Remember your first day of school? You were probably nervous because this was a strange place, and there were strange people, strange sounds, and strange smells. These are the same feelings experienced by your new pet guinea pig when you bring him home for the first time. If you can be patient and mindful of this then you and your furry new friend will get off to a great start on a friendship that can last many wonderful years.
Your new guinea pig will need time to adapt to his new surroundings. The idea of being in a strange new place is quite scary for the timid and shy little fellow. You may be really anxious to make friends with your new guinea pig, but the first three or four days can be very stressful for them. Loud noises and your constant presence can also be very scary. Although it may be difficult you need to avoid touching and and trying to hold your new pet until they are adjusted to and comfortable in their new space.
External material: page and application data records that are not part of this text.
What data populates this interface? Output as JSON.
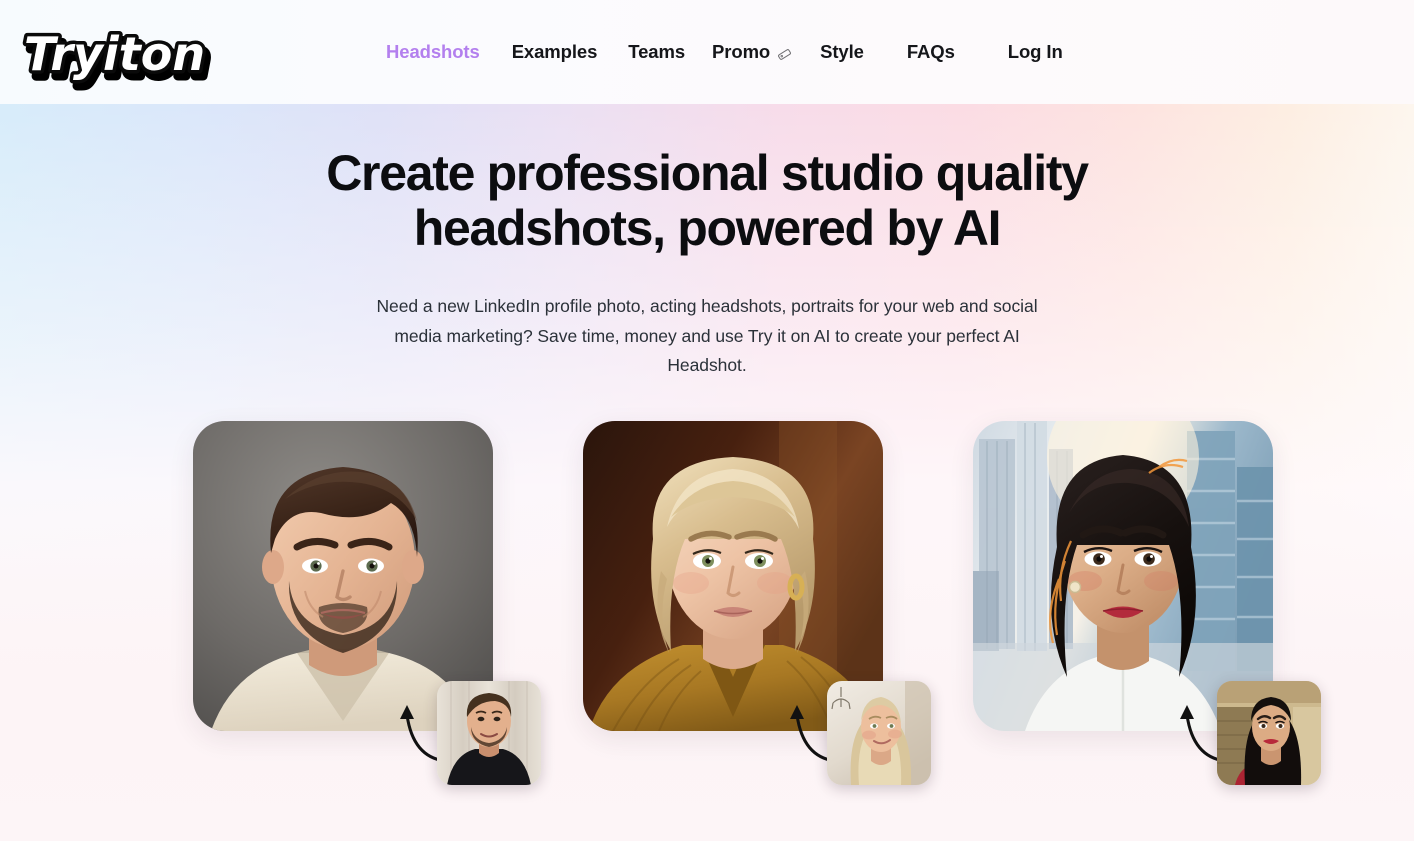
{
  "brand": {
    "logo_text": "Try it on",
    "logo_name": "try-it-on-logo"
  },
  "nav": {
    "items": [
      {
        "label": "Headshots",
        "active": true,
        "icon": null
      },
      {
        "label": "Examples",
        "active": false,
        "icon": null
      },
      {
        "label": "Teams",
        "active": false,
        "icon": null
      },
      {
        "label": "Promo",
        "active": false,
        "icon": "tag-icon"
      },
      {
        "label": "Style",
        "active": false,
        "icon": null
      },
      {
        "label": "FAQs",
        "active": false,
        "icon": null
      },
      {
        "label": "Log In",
        "active": false,
        "icon": null
      }
    ],
    "active_color": "#b37fee",
    "default_color": "#15161a"
  },
  "hero": {
    "title_line1": "Create professional studio quality",
    "title_line2": "headshots, powered by AI",
    "subtitle": "Need a new LinkedIn profile photo, acting headshots, portraits for your web and social media marketing? Save time, money and use Try it on AI to create your perfect AI Headshot.",
    "title_color": "#0c0d10",
    "subtitle_color": "#2b3139"
  },
  "showcase": {
    "cards": [
      {
        "id": "card-man-beard",
        "result_alt": "Professional headshot of smiling man with brown hair, beard and cream collared shirt on grey studio backdrop",
        "source_alt": "Original selfie of man in black t-shirt against white curtain"
      },
      {
        "id": "card-blonde-woman",
        "result_alt": "Professional headshot of blonde woman in mustard blouse with gold earring on dark warm backdrop",
        "source_alt": "Original selfie of blonde woman indoors with light wall"
      },
      {
        "id": "card-dark-hair-woman",
        "result_alt": "Professional headshot of woman with long dark hair and red lipstick in white top with city skyline backdrop",
        "source_alt": "Original selfie of woman with dark hair and red lipstick indoors"
      }
    ]
  },
  "theme": {
    "background_gradient": [
      "#d7ecfa",
      "#dfe1f7",
      "#f7dcea",
      "#fdeee2",
      "#fdf5f7"
    ],
    "header_background": "#fbfafd"
  }
}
One of the best things you can provide your new guinea pig during this period of acclimation is a place for him to hide. A simple section of plastic pipe or a box with a hole cut in it would work just. If you get more than one guinea pig be sure you get each of them their own separate hiding area otherwise someone will get left outside or they might fight over the hideout.
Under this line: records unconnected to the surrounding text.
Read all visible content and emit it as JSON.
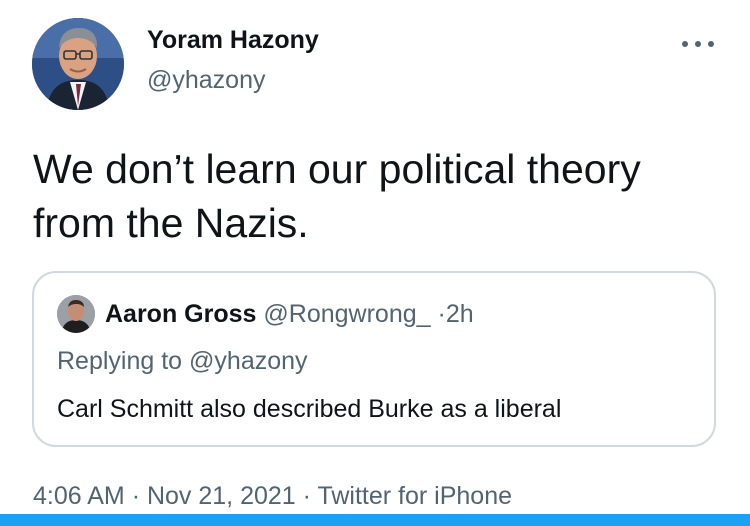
{
  "author": {
    "name": "Yoram Hazony",
    "handle": "@yhazony",
    "avatar_icon": "avatar-photo"
  },
  "more_icon": "more-horizontal-icon",
  "tweet": {
    "text_line1": "We don’t learn our political theory",
    "text_line2": "from the Nazis."
  },
  "quote": {
    "name": "Aaron Gross",
    "handle": "@Rongwrong_",
    "separator": "·",
    "time": "2h",
    "reply_prefix": "Replying to",
    "reply_handle": "@yhazony",
    "text": "Carl Schmitt also described Burke as a liberal"
  },
  "meta": {
    "time": "4:06 AM",
    "separator": "·",
    "date": "Nov 21, 2021",
    "source": "Twitter for iPhone"
  },
  "colors": {
    "text": "#0f1419",
    "secondary": "#536471",
    "border": "#cfd9de",
    "accent": "#1da1f2"
  }
}
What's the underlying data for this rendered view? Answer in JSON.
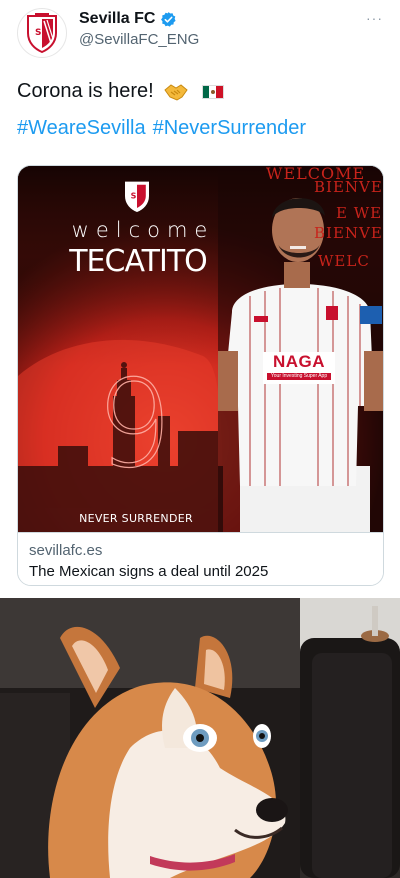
{
  "tweet": {
    "display_name": "Sevilla FC",
    "handle": "@SevillaFC_ENG",
    "more_label": "···",
    "text": "Corona is here!",
    "emojis": [
      "handshake-emoji",
      "mexico-flag-emoji"
    ],
    "hashtags": [
      "#WeareSevilla",
      "#NeverSurrender"
    ]
  },
  "card": {
    "image": {
      "welcome": "welcome",
      "player_name": "TECATITO",
      "number": "9",
      "slogan": "NEVER SURRENDER",
      "sponsor": "NAGA",
      "sponsor_tagline": "Your Investing Super App",
      "background_words": [
        "WELCOME",
        "BIENVENI",
        "E WEL",
        "BIENVENID",
        "WELC"
      ]
    },
    "domain": "sevillafc.es",
    "title": "The Mexican signs a deal until 2025"
  },
  "colors": {
    "link": "#1d9bf0",
    "verified": "#1d9bf0",
    "sevilla_red": "#d22b1d",
    "text": "#0f1419",
    "secondary": "#536471"
  }
}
The best way to observe your new guinea pig is not by hovering over his cage from above. When you do their instinct is to hide from what they may perceive to be a predatory bird or animal. Instead you should kneel down to guinea pig-eye level. It will be particularly hard for your children to be patient enough to refrain from wanting to hold their new pet. But you must remind them that their new guinea pig needs peace and quiet to get used to his new home.
Slowly but surely your guinea pig will begin to feel comfortable in his new home. Now it is time to begin building a bond of trust with your new pet. Offering treats is a great way to build trust. As you might have guessed your furry new buddy loves to eat and there are no shortage of items to treat him with. Once again you have to take this slowly. Gently show the treat to your pet and then slowly place it just inside the cage’s door. Then quietly move away, making sure you are still at guinea pig-eye level (no hovering), and wait. If your guinea pig is reluctant to move towards the treat to check it out then reach into the cage slowly and pick up the uneaten treat and then slowly close the cage door. It takes a little bit of partience but keep trying this until your guinea pig learns he must come and pick up the treat himself. Eventually your guinea pig will get accustomed to your presence, and he will trust you enough to take the treat right out of your hand. After a while you will find he will begin to associate your presence with treats and he will come to enjoy taking his treat from you!
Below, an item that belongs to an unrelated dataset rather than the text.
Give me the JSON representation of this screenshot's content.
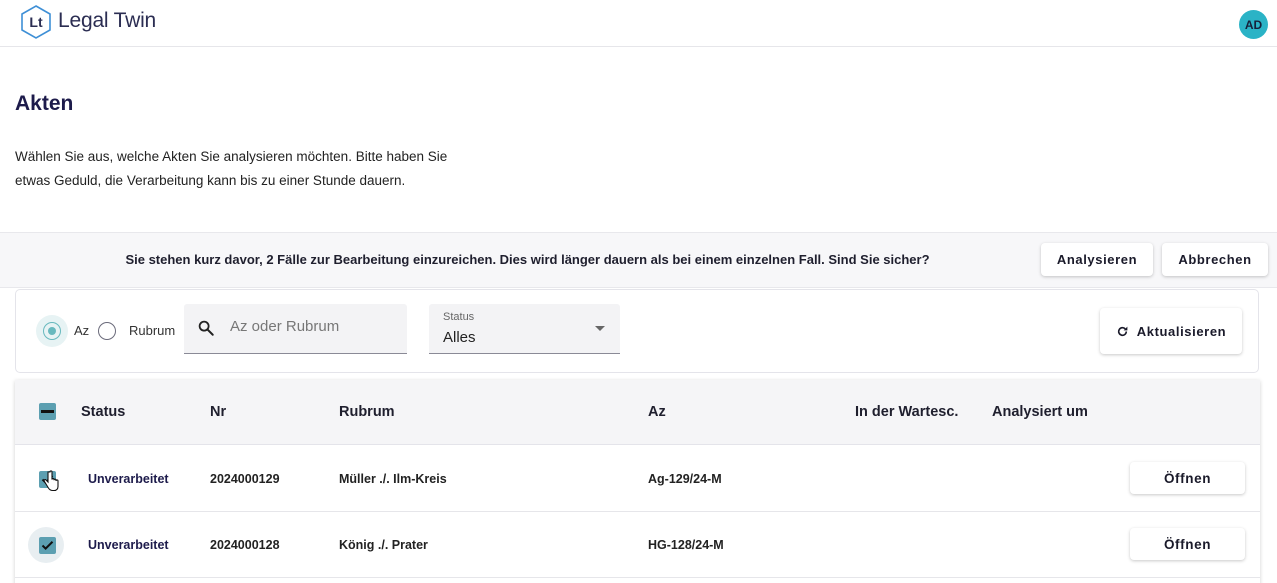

Now that you and your guinea pig have become friends and you’ve taught him to trust you by offering him treats, it is now time to learn how to get him used to being held. One important thing that you don’t want to do is use treats to lure your pet into being held. Remember, if you pick your guinea pig up against his will he will likely struggle to escape because he is afraid. The fear he may experience over being held when it is not used to being held can damage or destroy the initial bond that you have built with treats. Instead what you want to do is get him or her used to being touched by simple, gentle petting.
When your guinea pig is comfortable with your touching and petting it won’t object to being picked up any longer. When picking up your guinea pig remember to be gentle. Gently grasp your pet’s torso with one hand then slide your other hand under their rear end – make sure you are being gentle and providing full body support. Always supervise young children as your guinea pick can be injured easily if mishandled or dropped. If it begins to struggle set it back down in its cage very gently. If you try to hold on tight when it is squirming to get away you can actually damage the guinea pig’s lungs by squeezing it too hard.
Before long your furry, warm, cuddly little friend will actually look forward to being held and petted. Your patience will be rewarded when you see your new friend get excited and squeal for joy when he sees you!